→ WORK INSTRUCTION
Whenever a line below includes the string "subtitle", show it.

[Start of Attachment]

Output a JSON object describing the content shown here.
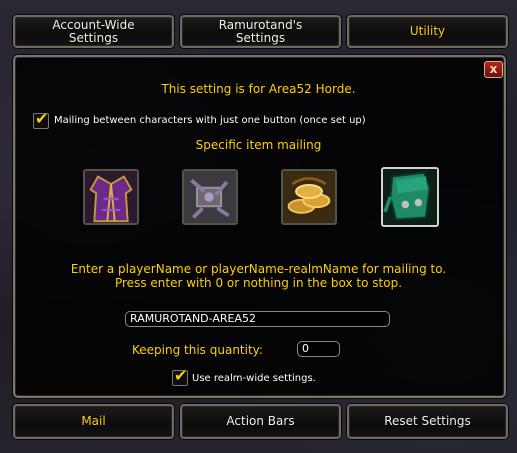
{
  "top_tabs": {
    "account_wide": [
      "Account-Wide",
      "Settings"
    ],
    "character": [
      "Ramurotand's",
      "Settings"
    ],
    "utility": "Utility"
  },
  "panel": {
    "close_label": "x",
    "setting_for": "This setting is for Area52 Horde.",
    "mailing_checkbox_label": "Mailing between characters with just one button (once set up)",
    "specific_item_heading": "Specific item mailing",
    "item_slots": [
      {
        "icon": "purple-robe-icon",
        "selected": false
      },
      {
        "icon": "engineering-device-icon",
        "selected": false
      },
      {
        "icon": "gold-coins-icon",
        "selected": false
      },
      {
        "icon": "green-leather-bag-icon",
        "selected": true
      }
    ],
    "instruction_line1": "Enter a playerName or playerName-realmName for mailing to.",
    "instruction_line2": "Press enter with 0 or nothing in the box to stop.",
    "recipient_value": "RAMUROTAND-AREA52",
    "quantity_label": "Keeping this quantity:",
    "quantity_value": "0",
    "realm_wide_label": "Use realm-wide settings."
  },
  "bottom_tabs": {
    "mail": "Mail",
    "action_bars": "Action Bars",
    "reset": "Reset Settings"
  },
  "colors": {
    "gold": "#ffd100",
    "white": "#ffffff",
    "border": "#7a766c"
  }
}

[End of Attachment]
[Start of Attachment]

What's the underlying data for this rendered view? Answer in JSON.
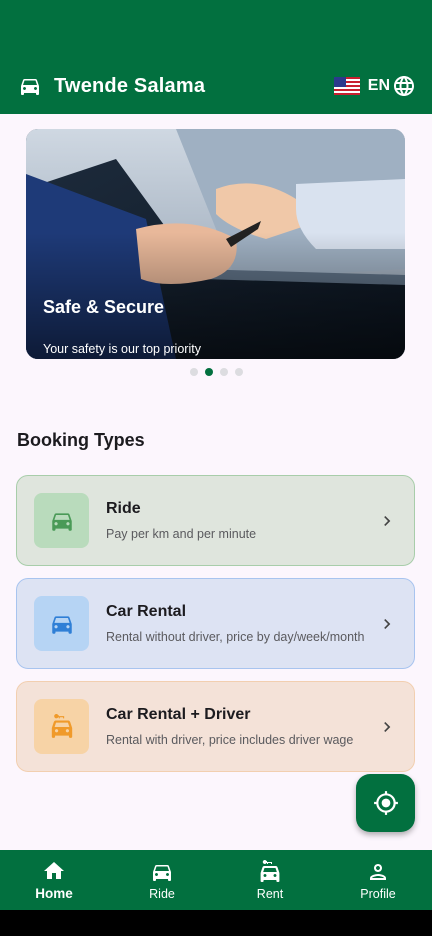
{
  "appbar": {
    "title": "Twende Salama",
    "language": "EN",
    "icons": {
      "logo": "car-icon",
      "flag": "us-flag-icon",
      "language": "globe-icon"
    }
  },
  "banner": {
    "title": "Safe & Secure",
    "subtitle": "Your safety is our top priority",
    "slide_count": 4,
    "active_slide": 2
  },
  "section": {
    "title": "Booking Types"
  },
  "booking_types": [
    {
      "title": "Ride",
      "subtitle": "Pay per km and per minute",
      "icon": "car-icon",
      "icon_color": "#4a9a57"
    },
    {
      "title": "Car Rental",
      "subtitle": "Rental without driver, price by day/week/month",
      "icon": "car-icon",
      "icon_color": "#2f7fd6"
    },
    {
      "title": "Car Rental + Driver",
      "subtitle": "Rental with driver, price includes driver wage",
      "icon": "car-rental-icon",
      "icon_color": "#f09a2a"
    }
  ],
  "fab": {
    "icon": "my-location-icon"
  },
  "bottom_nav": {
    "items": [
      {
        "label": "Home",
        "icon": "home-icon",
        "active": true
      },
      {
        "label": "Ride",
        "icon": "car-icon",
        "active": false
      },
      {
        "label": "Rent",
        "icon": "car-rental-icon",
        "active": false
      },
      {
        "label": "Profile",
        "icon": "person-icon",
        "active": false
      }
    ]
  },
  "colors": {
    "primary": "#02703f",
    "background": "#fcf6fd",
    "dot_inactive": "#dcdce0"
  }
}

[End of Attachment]

→ FINISHED EXERCISE
    "subtitle": "Your safety is our top priority",
      "subtitle": "Pay per km and per minute",
      "subtitle": "Rental without driver, price by day/week/month",
      "subtitle": "Rental with driver, price includes driver wage",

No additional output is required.